Web page and app entries:
┄┄┄┄┄┄

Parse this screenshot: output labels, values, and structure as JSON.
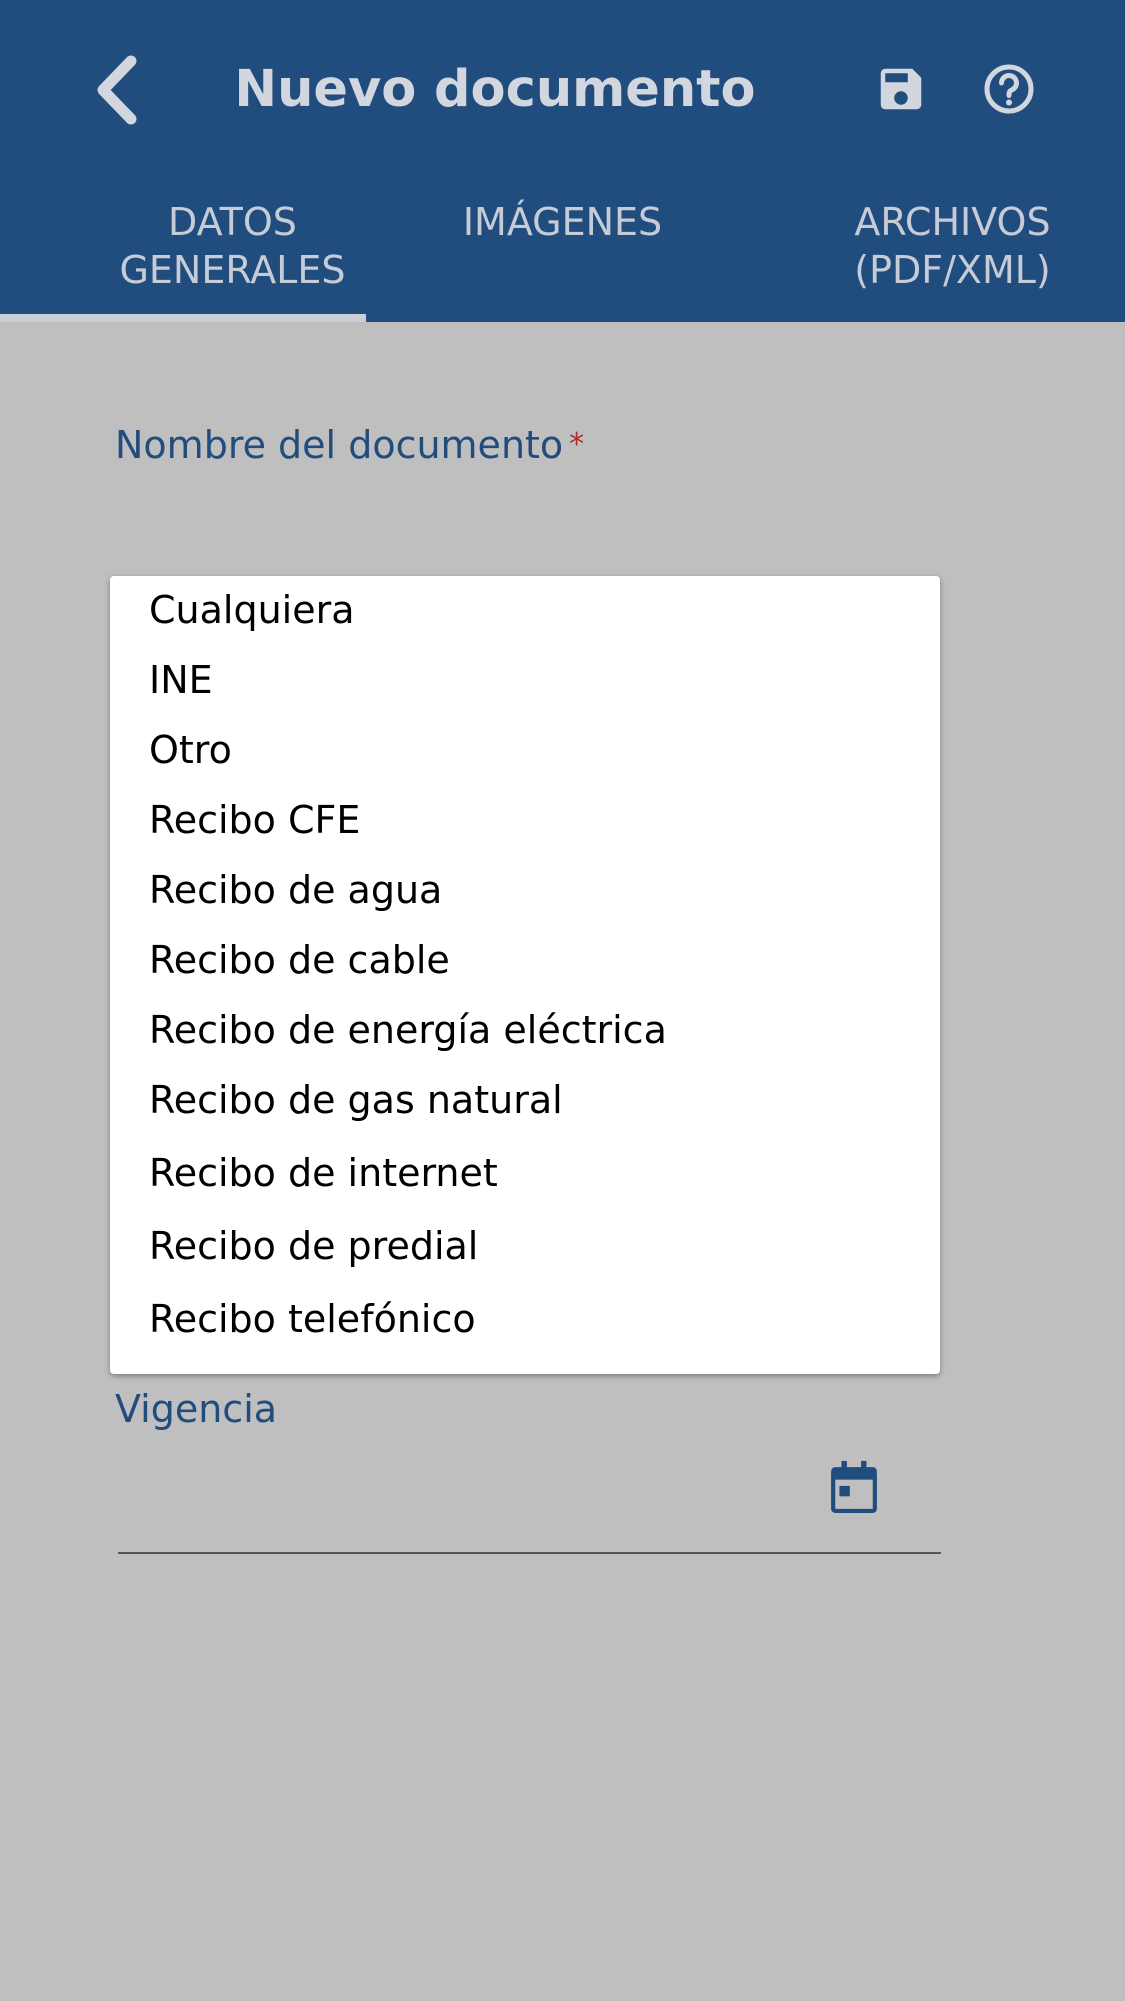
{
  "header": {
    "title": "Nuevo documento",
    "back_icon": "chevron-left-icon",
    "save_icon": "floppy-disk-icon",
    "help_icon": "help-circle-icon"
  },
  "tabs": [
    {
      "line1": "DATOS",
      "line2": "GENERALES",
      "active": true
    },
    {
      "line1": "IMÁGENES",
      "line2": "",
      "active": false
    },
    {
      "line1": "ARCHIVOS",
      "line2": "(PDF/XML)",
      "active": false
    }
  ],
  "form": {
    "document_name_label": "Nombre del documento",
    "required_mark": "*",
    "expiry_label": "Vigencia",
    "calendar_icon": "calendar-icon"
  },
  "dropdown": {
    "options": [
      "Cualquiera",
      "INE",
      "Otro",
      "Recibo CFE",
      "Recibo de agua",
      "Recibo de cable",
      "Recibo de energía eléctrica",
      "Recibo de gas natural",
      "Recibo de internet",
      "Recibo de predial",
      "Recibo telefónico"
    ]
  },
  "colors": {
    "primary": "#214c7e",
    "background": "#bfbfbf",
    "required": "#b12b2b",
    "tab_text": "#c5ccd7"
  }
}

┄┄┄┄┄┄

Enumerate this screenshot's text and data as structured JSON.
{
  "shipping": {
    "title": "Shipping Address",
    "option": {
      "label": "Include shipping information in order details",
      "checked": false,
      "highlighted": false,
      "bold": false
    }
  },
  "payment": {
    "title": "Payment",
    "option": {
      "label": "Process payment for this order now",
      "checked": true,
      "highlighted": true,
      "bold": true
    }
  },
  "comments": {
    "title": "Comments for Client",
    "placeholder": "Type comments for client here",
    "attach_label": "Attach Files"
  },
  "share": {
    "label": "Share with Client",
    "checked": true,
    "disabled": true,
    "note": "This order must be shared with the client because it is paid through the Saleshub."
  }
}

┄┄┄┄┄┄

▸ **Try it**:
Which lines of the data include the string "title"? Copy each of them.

▸ **Your solution**:
    "title": "Nuevo documento",
    "title": "Shipping Address",
    "title": "Payment",
    "title": "Comments for Client",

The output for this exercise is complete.